100% of your donation will go towards our Project Rewild research and advocacy efforts to ensure orphaned grizzly bear cubs get a second chance at life in the wild.  


When a grizzly mother is tragically killed, their cubs are either lethally removed, sent to zoos, or abandoned with little chance of survival on their own. The loss of grizzlies is both a welfare issue and an ecological issue. Removing a grizzly bear mother and her cubs from the landscape is a significant loss to the population and the ecosystem. Grizzly bears are keystone species – they play a critical role in maintaining the structure and biodiversity of ecosystems. They also have one of the slowest reproductive rates of any mammal in North America, with mature females having only 2-3 cubs every 3-4 years.     

The results of this research will be used to inform and update policies regarding the fate of orphaned grizzly cubs and best practices for rewilding efforts in Canada and the United States.



From the Field: Project Rewild Returns from Bella Coola




 Arthur, Raven, Isa, and Cedar, four orphaned grizzly bear cubs, were successfully returned to their wild home near Bella Coola, B.C. Dr. Lana Ciarniello is monitoring their movements and habitat use with the help of GPS collars.
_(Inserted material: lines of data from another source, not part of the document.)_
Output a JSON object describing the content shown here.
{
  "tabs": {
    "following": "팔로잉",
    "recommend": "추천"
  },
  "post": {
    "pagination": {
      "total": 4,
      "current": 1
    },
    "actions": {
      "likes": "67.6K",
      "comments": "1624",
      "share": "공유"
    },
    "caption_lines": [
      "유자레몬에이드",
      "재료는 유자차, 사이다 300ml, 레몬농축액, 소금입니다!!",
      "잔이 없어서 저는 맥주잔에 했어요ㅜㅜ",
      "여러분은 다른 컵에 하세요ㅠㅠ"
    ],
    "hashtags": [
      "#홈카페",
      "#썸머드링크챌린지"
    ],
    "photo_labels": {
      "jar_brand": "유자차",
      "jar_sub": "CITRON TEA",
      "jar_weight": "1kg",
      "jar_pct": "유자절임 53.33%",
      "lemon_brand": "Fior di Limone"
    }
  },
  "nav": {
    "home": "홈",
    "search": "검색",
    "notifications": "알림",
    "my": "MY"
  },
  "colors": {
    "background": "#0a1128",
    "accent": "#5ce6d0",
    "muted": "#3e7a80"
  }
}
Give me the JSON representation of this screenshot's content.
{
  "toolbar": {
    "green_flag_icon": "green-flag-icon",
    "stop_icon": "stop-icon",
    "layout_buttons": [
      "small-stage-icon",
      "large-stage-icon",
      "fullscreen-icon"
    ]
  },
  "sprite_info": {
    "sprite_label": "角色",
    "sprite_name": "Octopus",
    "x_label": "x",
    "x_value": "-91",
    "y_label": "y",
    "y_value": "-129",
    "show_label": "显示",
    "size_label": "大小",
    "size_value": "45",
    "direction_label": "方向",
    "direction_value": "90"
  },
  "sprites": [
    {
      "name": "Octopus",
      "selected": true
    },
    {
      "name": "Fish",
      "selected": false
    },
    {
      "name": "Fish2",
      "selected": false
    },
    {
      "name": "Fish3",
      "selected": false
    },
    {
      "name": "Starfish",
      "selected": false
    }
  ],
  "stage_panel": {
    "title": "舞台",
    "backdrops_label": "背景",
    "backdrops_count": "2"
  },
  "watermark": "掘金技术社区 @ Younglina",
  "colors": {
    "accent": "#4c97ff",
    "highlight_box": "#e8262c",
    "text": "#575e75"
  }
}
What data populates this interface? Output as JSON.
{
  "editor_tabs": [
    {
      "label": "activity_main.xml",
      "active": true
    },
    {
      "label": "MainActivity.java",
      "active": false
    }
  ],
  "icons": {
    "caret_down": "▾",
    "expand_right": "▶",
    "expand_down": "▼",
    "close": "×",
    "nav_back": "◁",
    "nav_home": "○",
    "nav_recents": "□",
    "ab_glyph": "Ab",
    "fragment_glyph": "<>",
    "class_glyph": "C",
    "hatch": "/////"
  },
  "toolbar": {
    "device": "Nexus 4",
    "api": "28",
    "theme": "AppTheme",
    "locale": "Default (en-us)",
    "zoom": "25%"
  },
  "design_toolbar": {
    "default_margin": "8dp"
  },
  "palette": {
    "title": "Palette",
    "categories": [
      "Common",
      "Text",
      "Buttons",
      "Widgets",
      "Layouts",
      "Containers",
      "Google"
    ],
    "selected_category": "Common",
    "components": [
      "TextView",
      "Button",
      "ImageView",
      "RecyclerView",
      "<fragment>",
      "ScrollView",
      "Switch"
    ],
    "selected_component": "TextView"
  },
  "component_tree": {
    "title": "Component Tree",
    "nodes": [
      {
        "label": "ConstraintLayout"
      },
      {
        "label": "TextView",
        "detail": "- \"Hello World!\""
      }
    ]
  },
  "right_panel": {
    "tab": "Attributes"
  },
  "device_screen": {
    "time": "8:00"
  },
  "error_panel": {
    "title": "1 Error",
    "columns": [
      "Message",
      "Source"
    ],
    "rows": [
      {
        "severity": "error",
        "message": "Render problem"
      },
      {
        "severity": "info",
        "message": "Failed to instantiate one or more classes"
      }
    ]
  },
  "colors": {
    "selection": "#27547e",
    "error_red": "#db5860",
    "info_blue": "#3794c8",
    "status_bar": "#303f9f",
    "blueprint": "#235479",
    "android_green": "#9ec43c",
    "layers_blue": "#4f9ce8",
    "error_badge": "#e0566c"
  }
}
Two six-month old male grizzly cubs were tragically orphaned near Vanderhoof, B.C. Thanks to the rescue efforts of the Northern Lights Wildlife Society, the cubs are now being cared for at the shelter in Smithers, BC. 



Grizzly Bear Foundation returns from an unforgettable adventure near Bella Coola in the heart of the Great Bear Rainforest. The area we visited is now home to four orphaned grizzly cubs rescued in the fall of 2020 and released Spring 2021.



Currently, Rollo, Ragnar, Oso, Kare, and Sigrid are being cared for at the Northern Lights Wildlife Shelter in Smithers, BC. These four males and one female from three different family groups will be rewilded Spring 2022.


Northern Lights Wildlife Society (NLWS) is the only wildlife shelter in North America permitted to raise and release orphaned grizzly bear cubs, and they hold extensive expertise. Over 30 grizzly bears have been rescued and released by NLWS. As a partner in this study, NLWS cares for the orphaned cubs for one year prior to their release, providing food, shelter, medical care, and lots of love. Peter and his passionate and dedicated team work incredibly hard to give wildlife a second chance at life in the wild. 

Biologists and veterinarians from the BC Ministry of Forests, Lands, Natural Resource Operations and Rural Development: Wildlife Branch provide guidance and support for this project and oversee the cubs' handling and welfare. As well, Ministry of Environment: Conservation Officers manage the capture and release of the cubs.

Photos FEATURED ON THIS PAGE ARE by Taylor Green, John E Marriott, Connor Stefanison and Nick Quenville